If people are never challenged or invited to think about their giving, they usually give the same amount year after year. While not everyone will accept the challenge, some will. Churches that are courageous enough to challenge their people on giving through New Consecration Sunday or the like will see their income grow year after year. Also, I and others have noticed that people growing in giving are usually more joyful and engaged.
I’ve been preaching on tithing for quite some time now so I occasionally run into someone I’ve converted to tithing. Some years ago, a woman from Groton UMC blessed me by sharing that she had decided to tithe her Social Security check after I had preached at the church some months prior. She was so excited to tell me. And then she said this: “When I saw how well behaved your three kids were in church, and heard that you tithed, I thought, ‘if this guy can do it, surely I can too.'” It wasn’t my theological points that convicted her. It wasn’t my cleverly crafted one point. It was my testimony…in a way.
People love a good story. They tend to perk up and pay closer attention. It’s easier for them to remember. There is power to a story. A person’s giving testimony is a powerful story…as long as you keep these points in mind.
Authentic: It’s easy stretch the truth or maybe ignore struggle. The temptation is to maker ourselves the hero instead of Jesus Christ.
Relatable: The listener should be able to imagine themselves in the shoes of the person’s testimony. An exceptional life of an exception person can be demotivating for us regular people.
Format: Not everyone is comfortable or capable of sharing their testimony up on the stage. You don’t want the presentation to detract from the story.
The subject of giving and generosity is usually not a popular subject to preach on. While it’s tempting to avoid the subject altogether, most pastors know that this is an import part of being a disciple of Jesus Christ. So, when the pastor does eventually preach on the subject, they are then tempted to rip off the Band-Aid and tell the congregation everything they need to know about giving and generosity in one message. This is one of the rare times when ripping off the Band-Aid will do more harm than good.
Every point in your sermon is a challenge to the listener. They are challenge to either accept or act on the idea. In such a weighty subject as giving and generosity, every challenge can feel like you’re handing the listener a cinder block. If you hand ONE cinder block to someone, they’re likely ABLE to carry it…but will they be WILLING to carry it. If you hand THREE or FOUR cinder blocks to someone, few will be able and practically no one will be willing to even try.
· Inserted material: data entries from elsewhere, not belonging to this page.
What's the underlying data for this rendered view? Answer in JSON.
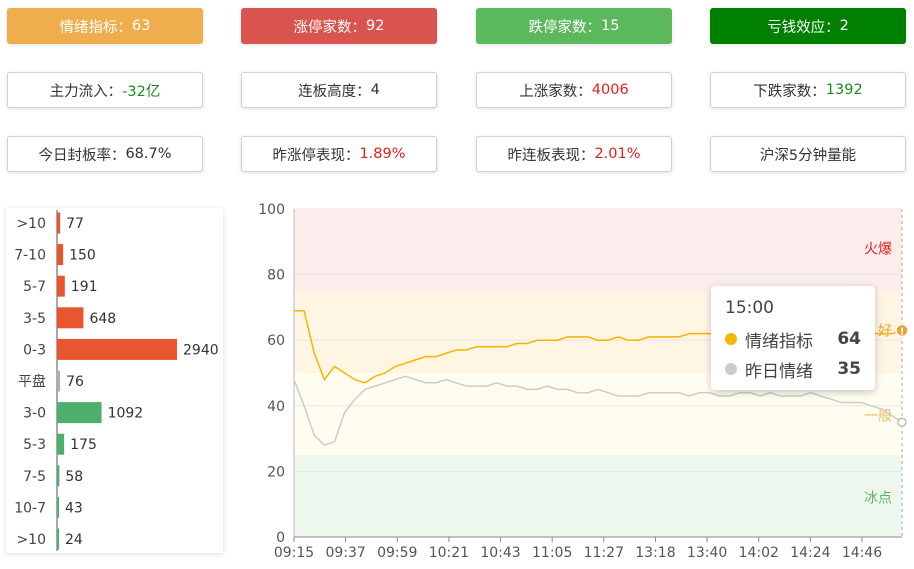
{
  "cards": {
    "sentiment": {
      "label": "情绪指标：",
      "value": "63",
      "bg": "#f0ad4e"
    },
    "limit_up": {
      "label": "涨停家数：",
      "value": "92",
      "bg": "#d9534f"
    },
    "limit_down": {
      "label": "跌停家数：",
      "value": "15",
      "bg": "#5cb85c"
    },
    "loss_effect": {
      "label": "亏钱效应：",
      "value": "2",
      "bg": "#008000"
    },
    "main_inflow": {
      "label": "主力流入：",
      "value": "-32亿"
    },
    "board_height": {
      "label": "连板高度：",
      "value": "4"
    },
    "rise_count": {
      "label": "上涨家数：",
      "value": "4006"
    },
    "fall_count": {
      "label": "下跌家数：",
      "value": "1392"
    },
    "seal_rate": {
      "label": "今日封板率：",
      "value": "68.7%"
    },
    "yday_limit_up": {
      "label": "昨涨停表现：",
      "value": "1.89%"
    },
    "yday_consec": {
      "label": "昨连板表现：",
      "value": "2.01%"
    },
    "volume_5min": {
      "label": "沪深5分钟量能"
    }
  },
  "distribution": {
    "categories": [
      ">10",
      "7-10",
      "5-7",
      "3-5",
      "0-3",
      "平盘",
      "3-0",
      "5-3",
      "7-5",
      "10-7",
      ">10"
    ],
    "values": [
      77,
      150,
      191,
      648,
      2940,
      76,
      1092,
      175,
      58,
      43,
      24
    ],
    "colors": [
      "#e8552e",
      "#e8552e",
      "#e8552e",
      "#e8552e",
      "#e8552e",
      "#a9b1bc",
      "#4caf6b",
      "#4caf6b",
      "#4caf6b",
      "#4caf6b",
      "#4caf6b"
    ]
  },
  "chart_data": {
    "type": "line",
    "x_ticks": [
      "09:15",
      "09:37",
      "09:59",
      "10:21",
      "10:43",
      "11:05",
      "11:27",
      "13:18",
      "13:40",
      "14:02",
      "14:24",
      "14:46"
    ],
    "y_ticks": [
      "0",
      "20",
      "40",
      "60",
      "80",
      "100"
    ],
    "ylim": [
      0,
      100
    ],
    "zones": [
      {
        "label": "火爆",
        "from": 75,
        "to": 100,
        "color": "#fdecec",
        "text_color": "#e02020"
      },
      {
        "label": "好",
        "from": 50,
        "to": 75,
        "color": "#fff5e3",
        "text_color": "#f0a030"
      },
      {
        "label": "一般",
        "from": 25,
        "to": 50,
        "color": "#fffdef",
        "text_color": "#e8c060"
      },
      {
        "label": "冰点",
        "from": 0,
        "to": 25,
        "color": "#eef7ee",
        "text_color": "#5cb85c"
      }
    ],
    "series": [
      {
        "name": "情绪指标",
        "color": "#f7b500",
        "values": [
          69,
          69,
          56,
          48,
          52,
          50,
          48,
          47,
          49,
          50,
          52,
          53,
          54,
          55,
          55,
          56,
          57,
          57,
          58,
          58,
          58,
          58,
          59,
          59,
          60,
          60,
          60,
          61,
          61,
          61,
          60,
          60,
          61,
          60,
          60,
          61,
          61,
          61,
          61,
          62,
          62,
          62,
          61,
          62,
          62,
          61,
          62,
          61,
          60,
          61,
          61,
          62,
          61,
          61,
          62,
          61,
          62,
          62,
          62,
          62,
          63
        ]
      },
      {
        "name": "昨日情绪",
        "color": "#cccccc",
        "values": [
          48,
          40,
          31,
          28,
          29,
          38,
          42,
          45,
          46,
          47,
          48,
          49,
          48,
          47,
          47,
          48,
          47,
          46,
          46,
          46,
          47,
          46,
          46,
          45,
          45,
          46,
          45,
          45,
          44,
          44,
          45,
          44,
          43,
          43,
          43,
          44,
          44,
          44,
          44,
          43,
          44,
          44,
          43,
          43,
          44,
          44,
          43,
          44,
          43,
          43,
          43,
          44,
          43,
          42,
          41,
          41,
          41,
          40,
          39,
          37,
          35
        ]
      }
    ],
    "tooltip": {
      "time": "15:00",
      "items": [
        {
          "name": "情绪指标",
          "value": "64"
        },
        {
          "name": "昨日情绪",
          "value": "35"
        }
      ]
    }
  }
}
If you are serious about life change, stick to one point. If you want to make multiple points, you’re going to have to make it a sermon series.
How many times have you been at a church meeting where you are discussing a great ministry opportunity, but there’s no money available for it…except for the money in that one fund? Most churches have that pot of money whose purpose is not written down but is actually embodied by the committee that has historically controlled the money. That’s not healthy. It becomes a control issue instead of a stewardship issue.
Sheri Meister, Barb Brower, and I talk about how to properly setup funds and how to work with the church to rediscover the purpose of old funds. We believe the donor gave the money to bless the church…not divide the church.We hope this helps you find new opportunities for some old money.